» **DESCRIPTION OF THE TASK**:
Reproduce the whole listing that follows, character for character, and drop the images.
Start of DATA EXTRACT
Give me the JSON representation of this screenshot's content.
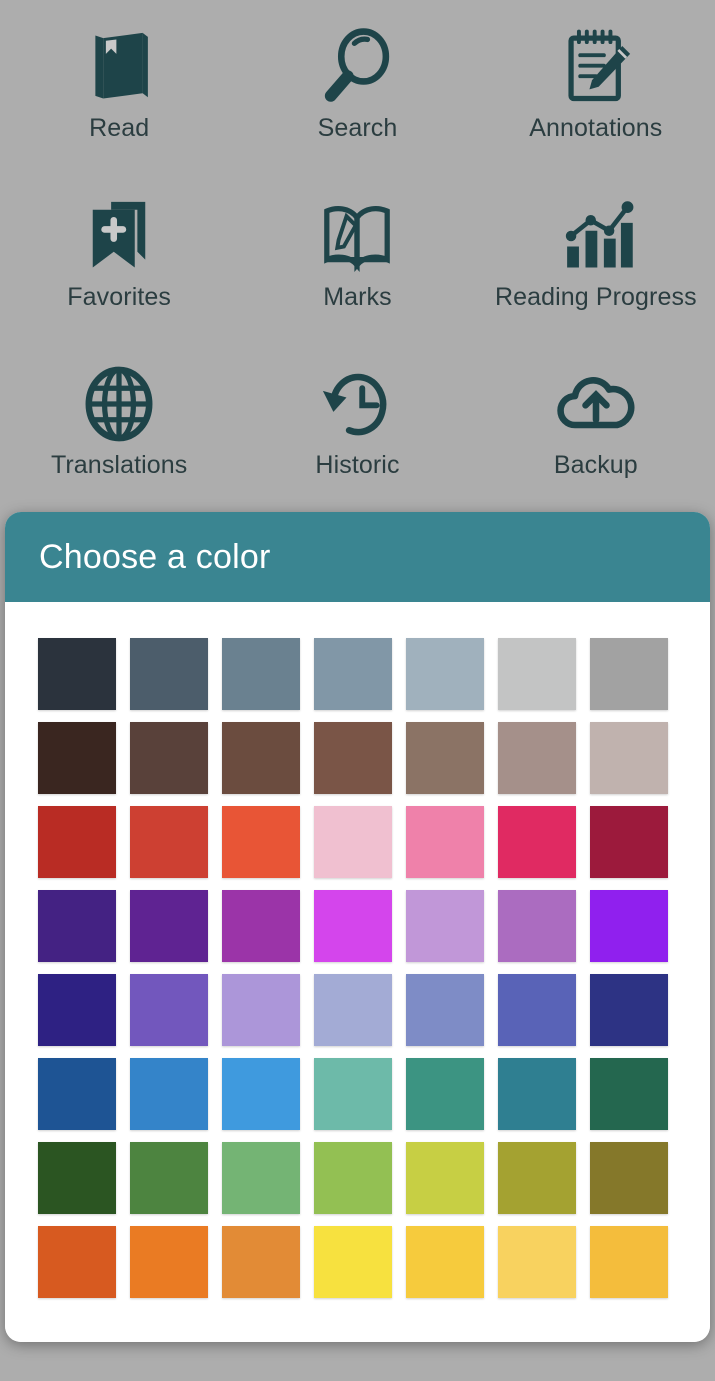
{
  "theme": {
    "background": "#adadad",
    "icon_color": "#1e4449",
    "label_color": "#2b3d40",
    "dialog_header": "#3a8591",
    "dialog_body": "#ffffff",
    "dialog_title_color": "#ffffff"
  },
  "app_menu": {
    "items": [
      {
        "label": "Read",
        "icon": "book-icon"
      },
      {
        "label": "Search",
        "icon": "magnifier-icon"
      },
      {
        "label": "Annotations",
        "icon": "notepad-pencil-icon"
      },
      {
        "label": "Favorites",
        "icon": "bookmark-plus-icon"
      },
      {
        "label": "Marks",
        "icon": "open-book-pencil-icon"
      },
      {
        "label": "Reading Progress",
        "icon": "bar-chart-trend-icon"
      },
      {
        "label": "Translations",
        "icon": "globe-icon"
      },
      {
        "label": "Historic",
        "icon": "clock-rewind-icon"
      },
      {
        "label": "Backup",
        "icon": "cloud-upload-icon"
      }
    ]
  },
  "color_dialog": {
    "title": "Choose a color",
    "columns": 7,
    "rows": 8,
    "palette": [
      [
        "#2b333d",
        "#4c5d6b",
        "#6a8190",
        "#8197a7",
        "#a0b1bd",
        "#c3c4c4",
        "#a2a2a2"
      ],
      [
        "#3a2620",
        "#59413a",
        "#6b4c3f",
        "#7a5547",
        "#8b7365",
        "#a5908a",
        "#c0b2ae"
      ],
      [
        "#b92c24",
        "#cd4032",
        "#e85536",
        "#f0c0d0",
        "#ef81aa",
        "#e02a62",
        "#9c1a3c"
      ],
      [
        "#442283",
        "#5f2392",
        "#9b34a8",
        "#d445ec",
        "#c197d8",
        "#ab6cc0",
        "#9020ee"
      ],
      [
        "#2e2183",
        "#7257bd",
        "#ac96d9",
        "#a3abd5",
        "#7e8cc6",
        "#5963b7",
        "#2d3384"
      ],
      [
        "#1e5494",
        "#3484c9",
        "#3f9ade",
        "#6dbaa9",
        "#3c9482",
        "#2f7f91",
        "#24674f"
      ],
      [
        "#2b5522",
        "#4d8440",
        "#74b474",
        "#93c053",
        "#c7cf44",
        "#a4a231",
        "#85782a"
      ],
      [
        "#d75a20",
        "#ea7b23",
        "#e28b36",
        "#f7e13f",
        "#f6cb3d",
        "#f8d25f",
        "#f4bd3c"
      ]
    ]
  }
}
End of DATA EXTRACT
» **EXPECTED ANSWER**:
Give me the JSON representation of this screenshot's content.
{
  "theme": {
    "background": "#adadad",
    "icon_color": "#1e4449",
    "label_color": "#2b3d40",
    "dialog_header": "#3a8591",
    "dialog_body": "#ffffff",
    "dialog_title_color": "#ffffff"
  },
  "app_menu": {
    "items": [
      {
        "label": "Read",
        "icon": "book-icon"
      },
      {
        "label": "Search",
        "icon": "magnifier-icon"
      },
      {
        "label": "Annotations",
        "icon": "notepad-pencil-icon"
      },
      {
        "label": "Favorites",
        "icon": "bookmark-plus-icon"
      },
      {
        "label": "Marks",
        "icon": "open-book-pencil-icon"
      },
      {
        "label": "Reading Progress",
        "icon": "bar-chart-trend-icon"
      },
      {
        "label": "Translations",
        "icon": "globe-icon"
      },
      {
        "label": "Historic",
        "icon": "clock-rewind-icon"
      },
      {
        "label": "Backup",
        "icon": "cloud-upload-icon"
      }
    ]
  },
  "color_dialog": {
    "title": "Choose a color",
    "columns": 7,
    "rows": 8,
    "palette": [
      [
        "#2b333d",
        "#4c5d6b",
        "#6a8190",
        "#8197a7",
        "#a0b1bd",
        "#c3c4c4",
        "#a2a2a2"
      ],
      [
        "#3a2620",
        "#59413a",
        "#6b4c3f",
        "#7a5547",
        "#8b7365",
        "#a5908a",
        "#c0b2ae"
      ],
      [
        "#b92c24",
        "#cd4032",
        "#e85536",
        "#f0c0d0",
        "#ef81aa",
        "#e02a62",
        "#9c1a3c"
      ],
      [
        "#442283",
        "#5f2392",
        "#9b34a8",
        "#d445ec",
        "#c197d8",
        "#ab6cc0",
        "#9020ee"
      ],
      [
        "#2e2183",
        "#7257bd",
        "#ac96d9",
        "#a3abd5",
        "#7e8cc6",
        "#5963b7",
        "#2d3384"
      ],
      [
        "#1e5494",
        "#3484c9",
        "#3f9ade",
        "#6dbaa9",
        "#3c9482",
        "#2f7f91",
        "#24674f"
      ],
      [
        "#2b5522",
        "#4d8440",
        "#74b474",
        "#93c053",
        "#c7cf44",
        "#a4a231",
        "#85782a"
      ],
      [
        "#d75a20",
        "#ea7b23",
        "#e28b36",
        "#f7e13f",
        "#f6cb3d",
        "#f8d25f",
        "#f4bd3c"
      ]
    ]
  }
}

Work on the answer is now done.